Whenever I see a new client about a will, I ask about digital assets. For most people, this is their social media and email account; once or twice I’ve had clients with PayPal accounts that they store money in, but never anything significant. So most of my clients don’t see the need to even address their digital assets, because they’re not worth much.
But what about when they are?
Gerry Cotten died suddenly earlier this year. He was the CEO of QuadrigaCX, a cryptocurrency exchange that happened to be the largest in Canada. Mr. Cotton did not plan for what was to happen in the event of his death; like many in the tech world, death seems to be a low priority concern. The problem in this case is that his lack of planning has led to multimillion-dollar losses for his clients.

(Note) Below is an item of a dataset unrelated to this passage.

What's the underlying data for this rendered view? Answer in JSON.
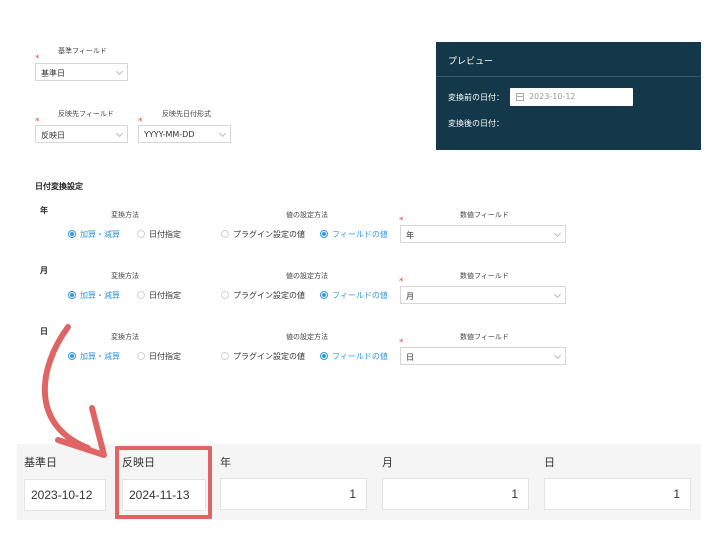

Cryptocurrencies are attractive because of their untraceability and security, but that security can also be their downfall. In the case of QuadrigaCX, Mr. Cotten was literally the only person with access to the necessary keys to allow the individual owners to access their investments. Because of his death, up to $250 million is locked up and inaccessible to its owners. It may never be recovered.
Most of us don’t have access to this level of money in digital assets, but dealing with your digital assets is still important. If you haven’t address them in your will, you should.
You can go here for more information about QuadrigaCX.